Saturday, November 24, 2012

'Savage Inequalities' Resolved

While my students read, I read as well.  You can get a surprising amount of reading done in just 20 minutes a day...

Currently I am reading Savage Inequalities by Jonothan Kozol, borrowed from a co-worker when I spotted it on his "favorites" shelf.  He models reading and talking about books with his students every day. (A simple move with big results: students choose from his favorites and then a chat around books begins...)

I feel like I should have read this book 20 years ago, but didn't.  But I also feel that I have read this all before since the situations Kozol outlines in this groundbreaking book have been an acknowledged part of my education reading for years now.  Kozol unabashedly reveals the failure of our nation to provide equal opportunity in education for our nation's children.  The descriptions I've read make me want to cry in frustration. (Horrible buildings, no textbooks, no supplies, a poorly trained and transient teaching force...but only for the poorest of the poor.) And this book is from 1991.  In some ways things are worse now.

As I read, I sit in a school with close to 50% free and reduced lunch, a growing second-language population (close to 20% now, I believe), a stable faculty that includes many highly experienced teachers, and a building dating from the 1920's that was recently totally renovated and fitted with smart boards, energy saving lighting and other gorgeous amenities (fully stocked library, updated auditorium, public space for kids to gather....).

The new building is a source of pride for the students and the community as well.

How do the students exhibit that pride?  The new building has been occupied for four years now.  There is no graffitti anywhere.  One hallway features reproductions of art that go unmolested.  Student work has hung outside my room for over two months and has been admired but untouched. (Though its time to get it down since the crowds tend to turn up the edges....)  Kids voluntarily pick up trash.

The setting makes a difference.  Whether the students are aware of it or not, they are getting a visual message from their community every day: No matter who's child you are, we care about you.

Not so everywhere else.  But it could be possible. (Ugh. East St. Louis, Southside Chicago, the neighborhoods of New York....)

Here's my "pumpkin pie in the sky" wish for a new year, under a newly freed Obama administration:

  • Stop spending money on Race to the Top initiatives that are squandering funds with little result.
  • Use the money to bring every school building in the nation into the 21st Century.  If the feds really want to do something that makes a difference, turn every school building into a federal building and keep them all wired, updated, and havens for research, development, and community centers. How I'd love to live in a nation that tells it's children everyday: We care about You.  The current message is: Some are more Equal than Others.
  • Force colleges of education to meet guidelines of effective practice--and partner with surrounding districts by training to fulfill needs, rather than turning out a glut of graduates without prospects--by providing full scholarships to top students who want to become educators.
  • Shift the competitive drive of RttT from pitting schools and states against each other into making teaching both lucrative and competitive.  Scholarships would only be offered through identified regional schools that meet the needs of the pre-service teacher.  Several accreditation programs have already stipulated what is needed in an effective program.
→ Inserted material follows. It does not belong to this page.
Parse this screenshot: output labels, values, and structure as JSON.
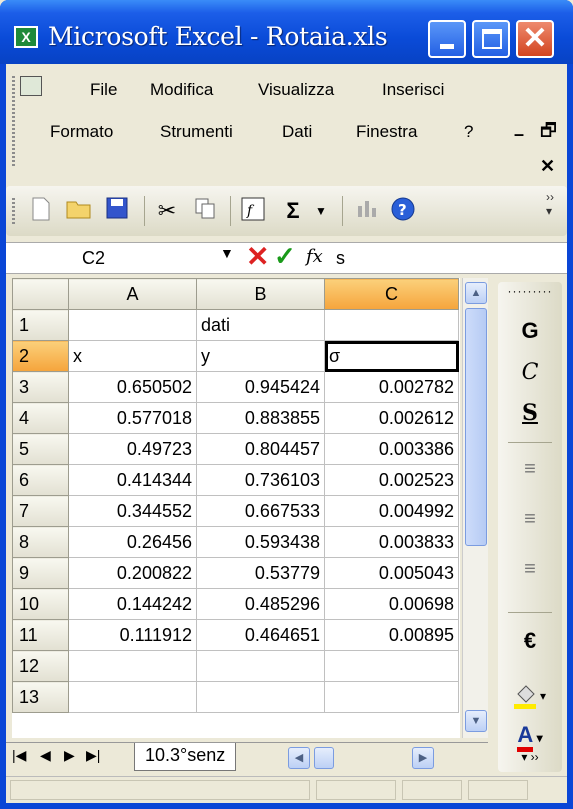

Endorse these and drive the best and brightest towards them.
  • Include a long clinical phase in the teacher prep program.  Expect universities which receive scholarships to partner with surrounding districts.  Teaching interns would work alongside professionals in a "teaching" school.  (This is the kind of school where Arne Duncan and Barack Obama sent their own children.  The advantage is low teacher-student ratio and an exciting and progressive workplace for the adults resulting in the kinds of gains in learning and experimentation the current RttT reforms are trying to 'inspire' in a ham-handed way.)
  • Use the leveraging proven to be effective in currently building the misguided Teacher Evaluation programs into forcing states to drive education dollars into teaching as a career to be sought after.  (Funds freed from the "hardware" of education--buildings, laptops, textbooks--could funnel into the "software": paying teachers, providing release time to collaborate, extended professional development programs.)  The new profession would include a career ladder that makes it possible for teachers to ascend quickly into competitive wages. The title Teacher would trump all others as masterful teachers take on the facilitation of buildings, instruction, teacher training, community outreach and other roles that are best fulfilled by practicing educators.
Oh, and dump the standardized testing--and all those who profit from them.  I'm pretty tired of doing the scut work for the testing industry.  Hold teachers and schools accountable by having neighboring districts evaluate each other against standards.  This is the Finnish setup and it is a win-win.  As teachers evaluate other programs, both teams are learning from each other.

An exit test might be useful to graduates, but that would be my criteria for testing: how does it serve the student?

Looking forward to a holiday season that gives some real gifts....